YOUR TASK:
Which of the lines below include the word "then"? Pull each one out.

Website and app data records
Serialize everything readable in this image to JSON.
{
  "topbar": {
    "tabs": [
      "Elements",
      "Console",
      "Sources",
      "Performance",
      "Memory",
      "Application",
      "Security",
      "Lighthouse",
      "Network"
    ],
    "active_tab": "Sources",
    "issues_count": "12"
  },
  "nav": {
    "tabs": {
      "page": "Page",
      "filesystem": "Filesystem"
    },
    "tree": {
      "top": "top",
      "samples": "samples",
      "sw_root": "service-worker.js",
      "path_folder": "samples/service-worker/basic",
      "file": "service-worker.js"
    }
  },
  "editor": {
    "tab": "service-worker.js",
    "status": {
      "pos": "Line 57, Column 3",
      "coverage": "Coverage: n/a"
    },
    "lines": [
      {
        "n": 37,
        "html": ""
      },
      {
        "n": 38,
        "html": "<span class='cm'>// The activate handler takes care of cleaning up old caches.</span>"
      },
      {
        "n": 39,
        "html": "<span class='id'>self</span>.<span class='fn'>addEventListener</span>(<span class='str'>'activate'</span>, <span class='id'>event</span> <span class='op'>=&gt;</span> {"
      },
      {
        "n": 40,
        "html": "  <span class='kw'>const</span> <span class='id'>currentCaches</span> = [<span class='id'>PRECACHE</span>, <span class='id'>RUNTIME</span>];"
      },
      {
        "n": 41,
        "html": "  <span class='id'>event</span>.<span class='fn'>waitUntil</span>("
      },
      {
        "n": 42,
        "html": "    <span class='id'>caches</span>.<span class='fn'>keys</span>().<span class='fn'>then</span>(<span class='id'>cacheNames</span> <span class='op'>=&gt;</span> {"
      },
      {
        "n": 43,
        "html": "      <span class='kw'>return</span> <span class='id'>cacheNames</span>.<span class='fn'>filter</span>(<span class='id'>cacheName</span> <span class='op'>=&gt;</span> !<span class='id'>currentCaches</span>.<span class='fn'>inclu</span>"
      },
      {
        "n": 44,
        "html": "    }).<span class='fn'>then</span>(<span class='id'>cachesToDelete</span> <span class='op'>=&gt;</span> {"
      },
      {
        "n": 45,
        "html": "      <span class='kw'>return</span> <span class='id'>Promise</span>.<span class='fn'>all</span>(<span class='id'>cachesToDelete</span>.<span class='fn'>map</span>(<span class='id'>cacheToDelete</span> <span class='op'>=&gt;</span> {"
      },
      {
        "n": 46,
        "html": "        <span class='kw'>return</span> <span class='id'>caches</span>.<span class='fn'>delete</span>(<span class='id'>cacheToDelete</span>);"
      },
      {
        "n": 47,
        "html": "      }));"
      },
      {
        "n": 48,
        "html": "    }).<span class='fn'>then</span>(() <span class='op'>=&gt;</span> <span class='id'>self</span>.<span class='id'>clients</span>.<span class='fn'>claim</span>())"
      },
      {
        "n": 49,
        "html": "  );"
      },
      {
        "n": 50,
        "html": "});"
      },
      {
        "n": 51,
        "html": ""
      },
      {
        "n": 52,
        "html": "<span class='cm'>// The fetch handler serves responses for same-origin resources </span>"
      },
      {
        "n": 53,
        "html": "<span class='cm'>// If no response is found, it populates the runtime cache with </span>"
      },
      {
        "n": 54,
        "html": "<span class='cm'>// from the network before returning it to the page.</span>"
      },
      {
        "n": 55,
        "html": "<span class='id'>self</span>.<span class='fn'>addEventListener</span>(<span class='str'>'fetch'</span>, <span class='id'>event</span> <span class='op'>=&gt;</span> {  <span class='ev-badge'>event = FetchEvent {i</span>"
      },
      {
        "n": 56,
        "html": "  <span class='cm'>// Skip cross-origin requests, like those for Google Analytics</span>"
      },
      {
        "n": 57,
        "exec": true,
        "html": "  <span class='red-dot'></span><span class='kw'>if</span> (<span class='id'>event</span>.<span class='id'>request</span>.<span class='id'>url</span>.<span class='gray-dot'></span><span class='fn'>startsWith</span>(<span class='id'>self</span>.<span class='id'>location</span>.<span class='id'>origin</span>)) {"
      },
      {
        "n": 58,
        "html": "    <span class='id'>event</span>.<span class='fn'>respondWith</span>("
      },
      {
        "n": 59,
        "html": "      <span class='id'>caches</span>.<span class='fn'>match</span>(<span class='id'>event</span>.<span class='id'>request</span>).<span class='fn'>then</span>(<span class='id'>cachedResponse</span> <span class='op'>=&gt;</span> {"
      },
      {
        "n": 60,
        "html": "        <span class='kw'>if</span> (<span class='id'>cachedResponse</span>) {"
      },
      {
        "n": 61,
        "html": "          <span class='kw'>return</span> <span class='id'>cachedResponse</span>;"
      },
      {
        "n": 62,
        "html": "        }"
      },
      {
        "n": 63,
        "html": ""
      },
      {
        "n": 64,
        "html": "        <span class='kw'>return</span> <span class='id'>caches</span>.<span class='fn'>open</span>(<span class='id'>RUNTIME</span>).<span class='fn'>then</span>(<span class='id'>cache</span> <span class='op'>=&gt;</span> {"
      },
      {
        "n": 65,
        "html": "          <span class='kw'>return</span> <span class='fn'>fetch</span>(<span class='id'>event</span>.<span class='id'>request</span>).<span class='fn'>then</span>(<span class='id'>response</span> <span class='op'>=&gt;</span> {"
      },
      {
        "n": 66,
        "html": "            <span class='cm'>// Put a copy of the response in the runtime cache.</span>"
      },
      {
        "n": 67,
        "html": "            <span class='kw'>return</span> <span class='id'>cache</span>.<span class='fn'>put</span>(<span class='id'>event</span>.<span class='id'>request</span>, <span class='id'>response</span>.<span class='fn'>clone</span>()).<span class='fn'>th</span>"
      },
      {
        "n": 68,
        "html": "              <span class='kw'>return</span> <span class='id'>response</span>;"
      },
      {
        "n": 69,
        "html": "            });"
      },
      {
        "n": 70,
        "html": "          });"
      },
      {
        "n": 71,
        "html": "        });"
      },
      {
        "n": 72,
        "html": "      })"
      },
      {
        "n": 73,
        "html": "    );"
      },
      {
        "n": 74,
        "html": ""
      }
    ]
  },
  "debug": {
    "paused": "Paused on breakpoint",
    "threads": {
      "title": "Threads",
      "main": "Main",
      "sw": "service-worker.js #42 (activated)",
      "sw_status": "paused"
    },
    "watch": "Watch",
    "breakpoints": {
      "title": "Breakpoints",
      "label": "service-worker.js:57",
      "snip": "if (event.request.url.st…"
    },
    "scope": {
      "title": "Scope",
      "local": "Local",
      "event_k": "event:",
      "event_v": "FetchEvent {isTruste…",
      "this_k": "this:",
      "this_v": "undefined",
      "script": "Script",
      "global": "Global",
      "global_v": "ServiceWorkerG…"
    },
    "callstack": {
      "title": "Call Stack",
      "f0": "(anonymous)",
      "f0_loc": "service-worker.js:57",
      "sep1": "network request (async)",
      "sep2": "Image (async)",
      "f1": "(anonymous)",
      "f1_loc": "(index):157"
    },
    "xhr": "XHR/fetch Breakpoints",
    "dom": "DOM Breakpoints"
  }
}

SOLUTION:
        "html": "    <span class='id'>caches</span>.<span class='fn'>keys</span>().<span class='fn'>then</span>(<span class='id'>cacheNames</span> <span class='op'>=&gt;</span> {"
        "html": "    }).<span class='fn'>then</span>(<span class='id'>cachesToDelete</span> <span class='op'>=&gt;</span> {"
        "html": "    }).<span class='fn'>then</span>(() <span class='op'>=&gt;</span> <span class='id'>self</span>.<span class='id'>clients</span>.<span class='fn'>claim</span>())"
        "html": "      <span class='id'>caches</span>.<span class='fn'>match</span>(<span class='id'>event</span>.<span class='id'>request</span>).<span class='fn'>then</span>(<span class='id'>cachedResponse</span> <span class='op'>=&gt;</span> {"
        "html": "        <span class='kw'>return</span> <span class='id'>caches</span>.<span class='fn'>open</span>(<span class='id'>RUNTIME</span>).<span class='fn'>then</span>(<span class='id'>cache</span> <span class='op'>=&gt;</span> {"
        "html": "          <span class='kw'>return</span> <span class='fn'>fetch</span>(<span class='id'>event</span>.<span class='id'>request</span>).<span class='fn'>then</span>(<span class='id'>response</span> <span class='op'>=&gt;</span> {"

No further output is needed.